The difference with these new shows is in the intent: they are made by black people, for black people. Uncle Clifford, the non-binary owner of the strip club in “P-Valley,” isn’t America’s uncle, Salisbury said, but his grandmother reminds her of her own.
If most Black shows in the past took place outside the South, then these new shows become a sort of coming home — back to the place where it all started, Salisbury said.
In other shows, these southern characters may have been used as a joke. For example, in the ‘Fresh Prince’ of the ’90s, Uncle Phil’s childhood on a farm in the Carolinas is seen as almost a primitive existence compared to life in Bel-Air. But in these shows, the South and its characters reject the stereotypes of the country bumpkins and embrace all aspects of the South.
Salisbury used “P-Valley”, which is set in the fictional town of Chucalissa, Mississippi, as an example. From the fashion aesthetic of the show and its marijuana-infused wings to the very specific MemphisSsippi accentsthe show is deeply rooted in the South — even taking some hits in Black Southern religious traditions, Salisbury said.
But it’s done with respect, she noted. That’s why it works.

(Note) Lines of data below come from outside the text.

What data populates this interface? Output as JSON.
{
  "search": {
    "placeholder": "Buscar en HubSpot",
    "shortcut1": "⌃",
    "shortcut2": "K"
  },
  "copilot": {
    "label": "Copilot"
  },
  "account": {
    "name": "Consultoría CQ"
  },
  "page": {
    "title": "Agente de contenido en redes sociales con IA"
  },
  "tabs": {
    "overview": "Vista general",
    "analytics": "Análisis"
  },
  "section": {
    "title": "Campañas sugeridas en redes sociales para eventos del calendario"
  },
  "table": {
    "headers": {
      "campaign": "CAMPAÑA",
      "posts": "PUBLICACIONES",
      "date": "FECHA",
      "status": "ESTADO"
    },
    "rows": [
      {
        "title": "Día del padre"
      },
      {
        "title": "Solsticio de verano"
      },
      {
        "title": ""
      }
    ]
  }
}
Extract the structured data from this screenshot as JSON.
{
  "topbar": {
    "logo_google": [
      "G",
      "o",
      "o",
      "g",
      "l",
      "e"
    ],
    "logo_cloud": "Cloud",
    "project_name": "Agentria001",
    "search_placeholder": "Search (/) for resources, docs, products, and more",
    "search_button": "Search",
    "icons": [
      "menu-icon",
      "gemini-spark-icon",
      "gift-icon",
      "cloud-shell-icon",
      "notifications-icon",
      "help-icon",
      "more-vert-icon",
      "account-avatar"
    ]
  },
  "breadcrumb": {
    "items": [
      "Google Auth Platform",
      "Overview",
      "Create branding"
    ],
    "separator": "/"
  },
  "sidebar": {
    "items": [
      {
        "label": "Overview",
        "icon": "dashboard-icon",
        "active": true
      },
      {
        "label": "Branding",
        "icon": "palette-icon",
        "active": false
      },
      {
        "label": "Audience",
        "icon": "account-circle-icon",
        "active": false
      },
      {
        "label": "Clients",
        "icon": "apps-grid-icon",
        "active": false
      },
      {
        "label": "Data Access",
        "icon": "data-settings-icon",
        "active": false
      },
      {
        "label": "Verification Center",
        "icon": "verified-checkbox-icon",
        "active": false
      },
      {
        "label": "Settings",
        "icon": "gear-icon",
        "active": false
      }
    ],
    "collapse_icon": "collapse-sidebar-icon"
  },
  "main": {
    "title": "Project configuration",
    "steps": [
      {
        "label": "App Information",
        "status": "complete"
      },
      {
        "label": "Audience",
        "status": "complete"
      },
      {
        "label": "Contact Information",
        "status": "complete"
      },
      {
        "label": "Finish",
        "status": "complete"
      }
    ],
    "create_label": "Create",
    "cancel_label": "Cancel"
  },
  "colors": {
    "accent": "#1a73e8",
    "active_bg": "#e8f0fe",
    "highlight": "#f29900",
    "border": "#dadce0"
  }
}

“We don’t laugh at these people, we laugh at them,” she said.
New York City and Los Angeles are often presented on television as cosmopolitan, diverse spaces. However, the south is often seen as stuck in the past, Durham said, an already familiar space that lacks the diversity of other regions.
These shows reject those notions.
Durham used “Rap Sh!t” as an example. (HBO Max, who streams the show, and CNN share parent company Warner Bros. Discovery.) The characters in the show live in and around Miami’s Little Haiti neighborhood, she said, sparking discussions about Caribbean and Haitian culture as well as African Americans as an ethnicity alongside other ethnic black people in the south.
“There are whole ways we have to rethink Blackness in the South,” Durham said.
Then there is the matter of class. In earlier television periods, the supposed class was always middle class. This newer series of shows shows something different, Durham said, highlighting more economically vulnerable people just trying to make it in the world.
These characters are portrayed with depth and sincerity – the strippers in ‘P-Valley’, for example, are not just aesthetic bodies in a trap music video. Paper Boi from “Atlanta” and Shawna from “Rap Sh!t” aren’t just rappers soundtracking the background. The public is instead invited inside.
“We’re actually invited to see what the experiences are of the people producing the culture,” Durham said. “We love the culture, but do we know these women and men? These shows give us a way to see that.”
These shows challenge existing perceptions of the south — allowing for a layered and complex narrative of the region, Durham said.
As these shows indicate: There are gay communities in the South. There is sex work; there is class struggle; there is diversity; there is joy. There are people, not simple caricatures, who are just trying to survive.